DULUTH, Minn. — Merrimack sophomore Anthony Aquino scored two goals, including one shorthanded, while sophomore goaltender Joe Exter turned aside 34 Minnesota-Duluth shots as the Warriors won the first-day nightcap of the third annual Silverado Shootout, 4-2, at the Duluth Entertainment and Convention Center.
Merrimack now plays what essentially is a championship game in the pre-seeded tournament Friday afternoon when it squares off with No. 7 Western Michigan. The Broncos blanked Colgate, 2-0, in opening game of the only holiday tourney in college hockey to feature a team from each of the four major Division I conferences.
Aquino’s shorthanded goal proved to be the game-winner at 1:26 of the third period. Five of his eight goals this season have been of the clinching variety, which is tops for all Division I players.
“I just tried shooting it on net and hoped something would happen,” said Aquino, who leads Merrimack with 22 points in 20 games. “I was pretty close to the goal line when I shot it. I didn’t know it was in the net until I turned around and looked in.”
Aquino received Player of the Game honors for his two-goal performance, but that distinction could have easily gone to Exter, who needed to make 14 saves in the third period to finish off his sixth win in his last seven starts.
His best came in robbing UMD’s Judd Medak with 9:16 remaining from down on the ice with his glove arm on a bid that would have tied the game at 3-3.
“I’m not sure we deserved to win this one,” said Merrimack coach Chris Serino, whose club is over .500 (10-9-1) this late in the season for the first time since the 1993-94 season. “Our goaltender stole some good scoring chances from them tonight. He took the game away from them on some shots.”
UMD, which was playing its best hockey of the season before the just-completed holiday break, owned the better of the scoring opportunities than did its Hockey East counterpart, but the Bulldogs continued to have difficulty finishing them off.
“If we would have played all three periods like we did the first, I’d be disappointed,” said Bulldog coach Scott Sandelin, whose team fell to 4-14-1 overall (1-10-1 WCHA). “We came back and played well the next two periods, but we just can’t bury the puck.”
Merrimack jumped out to a two-goal lead by the 11:08 mark of the first period. Junior Nick Parillo scored his team-high ninth goal of the season at 3:25, tipping in a soft wrist shot from defenseman Nick Cammarata at the top of the crease.

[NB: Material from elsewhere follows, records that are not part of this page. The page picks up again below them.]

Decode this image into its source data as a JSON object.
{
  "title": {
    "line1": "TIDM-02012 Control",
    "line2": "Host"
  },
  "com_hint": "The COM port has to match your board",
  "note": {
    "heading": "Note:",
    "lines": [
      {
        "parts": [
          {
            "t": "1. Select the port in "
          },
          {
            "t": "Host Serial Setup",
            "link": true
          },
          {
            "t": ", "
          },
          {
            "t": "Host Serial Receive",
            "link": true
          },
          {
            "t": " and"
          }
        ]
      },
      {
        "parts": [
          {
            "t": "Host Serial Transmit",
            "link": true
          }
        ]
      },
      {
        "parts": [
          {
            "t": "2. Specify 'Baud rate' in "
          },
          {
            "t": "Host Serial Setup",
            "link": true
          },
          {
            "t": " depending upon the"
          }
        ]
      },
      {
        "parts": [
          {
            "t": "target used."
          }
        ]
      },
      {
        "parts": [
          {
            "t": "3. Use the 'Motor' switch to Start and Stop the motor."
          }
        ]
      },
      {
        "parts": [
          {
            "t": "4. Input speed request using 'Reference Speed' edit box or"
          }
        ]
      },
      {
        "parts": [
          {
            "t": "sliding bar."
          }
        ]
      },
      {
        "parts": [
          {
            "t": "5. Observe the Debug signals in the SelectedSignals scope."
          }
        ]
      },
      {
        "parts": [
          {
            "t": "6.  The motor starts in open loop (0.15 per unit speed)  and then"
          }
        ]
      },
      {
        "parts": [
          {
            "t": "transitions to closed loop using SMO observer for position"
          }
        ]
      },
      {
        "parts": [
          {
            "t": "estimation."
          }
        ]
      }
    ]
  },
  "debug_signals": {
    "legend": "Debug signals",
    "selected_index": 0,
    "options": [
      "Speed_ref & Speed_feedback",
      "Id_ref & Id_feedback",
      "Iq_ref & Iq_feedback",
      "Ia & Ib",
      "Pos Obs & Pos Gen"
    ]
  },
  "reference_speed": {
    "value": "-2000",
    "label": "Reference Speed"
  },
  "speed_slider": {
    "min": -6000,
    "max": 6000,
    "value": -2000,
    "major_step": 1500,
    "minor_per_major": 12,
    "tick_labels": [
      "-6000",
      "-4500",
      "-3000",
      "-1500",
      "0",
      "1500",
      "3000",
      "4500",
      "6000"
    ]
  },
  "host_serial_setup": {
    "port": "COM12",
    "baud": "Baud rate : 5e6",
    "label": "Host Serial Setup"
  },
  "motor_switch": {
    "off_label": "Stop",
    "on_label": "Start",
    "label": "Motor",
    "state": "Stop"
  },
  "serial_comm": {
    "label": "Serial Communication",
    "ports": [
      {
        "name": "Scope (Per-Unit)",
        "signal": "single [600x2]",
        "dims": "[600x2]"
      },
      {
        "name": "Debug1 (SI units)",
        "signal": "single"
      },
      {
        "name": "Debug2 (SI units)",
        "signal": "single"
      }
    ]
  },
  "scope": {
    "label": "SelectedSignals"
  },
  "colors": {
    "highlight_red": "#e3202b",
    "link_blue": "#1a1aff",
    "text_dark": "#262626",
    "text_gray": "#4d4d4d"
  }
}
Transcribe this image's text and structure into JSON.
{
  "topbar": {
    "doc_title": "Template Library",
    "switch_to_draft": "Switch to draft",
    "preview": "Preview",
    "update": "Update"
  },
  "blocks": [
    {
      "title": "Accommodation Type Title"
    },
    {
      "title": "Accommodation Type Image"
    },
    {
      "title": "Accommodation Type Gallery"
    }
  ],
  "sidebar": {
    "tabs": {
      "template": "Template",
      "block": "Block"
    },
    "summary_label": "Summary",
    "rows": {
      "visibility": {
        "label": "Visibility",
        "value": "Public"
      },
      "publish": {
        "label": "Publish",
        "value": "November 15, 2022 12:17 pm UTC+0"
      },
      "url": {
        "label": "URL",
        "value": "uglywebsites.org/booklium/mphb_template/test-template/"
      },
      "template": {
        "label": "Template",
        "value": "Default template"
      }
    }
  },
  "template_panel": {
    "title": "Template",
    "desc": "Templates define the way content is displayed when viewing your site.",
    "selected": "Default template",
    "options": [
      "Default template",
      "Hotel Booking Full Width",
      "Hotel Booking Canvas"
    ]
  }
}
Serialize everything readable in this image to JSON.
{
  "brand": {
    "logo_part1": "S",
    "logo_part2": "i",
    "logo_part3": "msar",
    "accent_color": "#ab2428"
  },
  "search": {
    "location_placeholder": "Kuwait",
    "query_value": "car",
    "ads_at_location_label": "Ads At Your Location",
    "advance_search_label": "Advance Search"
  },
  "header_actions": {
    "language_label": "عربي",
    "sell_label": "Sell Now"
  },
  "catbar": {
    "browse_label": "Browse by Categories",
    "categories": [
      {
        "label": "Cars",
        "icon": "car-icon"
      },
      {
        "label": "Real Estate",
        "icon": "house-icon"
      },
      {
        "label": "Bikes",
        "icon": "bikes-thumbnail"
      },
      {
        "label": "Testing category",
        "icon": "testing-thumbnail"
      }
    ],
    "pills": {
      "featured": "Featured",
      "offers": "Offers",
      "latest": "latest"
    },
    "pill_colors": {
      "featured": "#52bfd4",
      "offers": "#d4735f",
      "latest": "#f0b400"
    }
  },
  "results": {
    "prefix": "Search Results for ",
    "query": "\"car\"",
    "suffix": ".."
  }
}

Another Merrimack defenseman was responsible for setting up the Warriors’ second goal as well. Senior Steve Moon picked up a loose puck at center ice and made a rare rush on UMD freshman goaltender Adam Coole, playing only his second game since Nov. 18. His wrist shot went wide to the short side on Coole, but ricocheted high off the backboards, where Moon’s 6-5 frame helped him grab the puck over the heads of two Bulldogs.
Moon immediately dropped the puck in front of him, circled out front and placed a backhand shot on Aquino’s stick. The Mississauga, Ont., native slid a backhander of his own underneath a sprawling Coole and the Warriors led, 2-0, before the 9:00 mark.
UMD sliced the lead in half five minutes later when sophomore Jon Francisco and junior Nate Anderson teamed up on a perfect give-and-go just over the Merrimack line. Francisco swooped in on Exter and roofed a backhander under the crossbar at 16:16 with his fifth of the season.
A scoreless second period featured some heated moments after the whistle, 24 minutes in penalties and the Bulldogs turning up the pressure.
UMD outshot Merrimack, 27-14, over the final 40 minutes with only senior Derek Derow penetrating the Warriors’ defense at 5:17 of the third, knocking in a Beau Geisler shot from the point while sitting on Exter’s doorstep.
Merrimack senior captain John Pyliotis scored an empty-net goal with 1:31 remaining in regulation to lock up the win. It cam almost immediately after UMD had called a timeout to talk over a plan of attack to net the tying goal with an extra skater on the ice.
“We’re all buying into our coach’s system,” Aquino said. “That’s important. Merrimack has been known in the past for high-scoring offenses and not much defense. Now offense comes second for us and it’s working for us.”
If Merrimack beats or ties Western Michigan, it will mean the first tournament championship for the Warriors since the program went Division I in 1989.
“I told the guys, we have an opportunity to win a major tournament and beat a No. 10 team in the country tomorrow,” Serino said. “There’s nothing better than that.”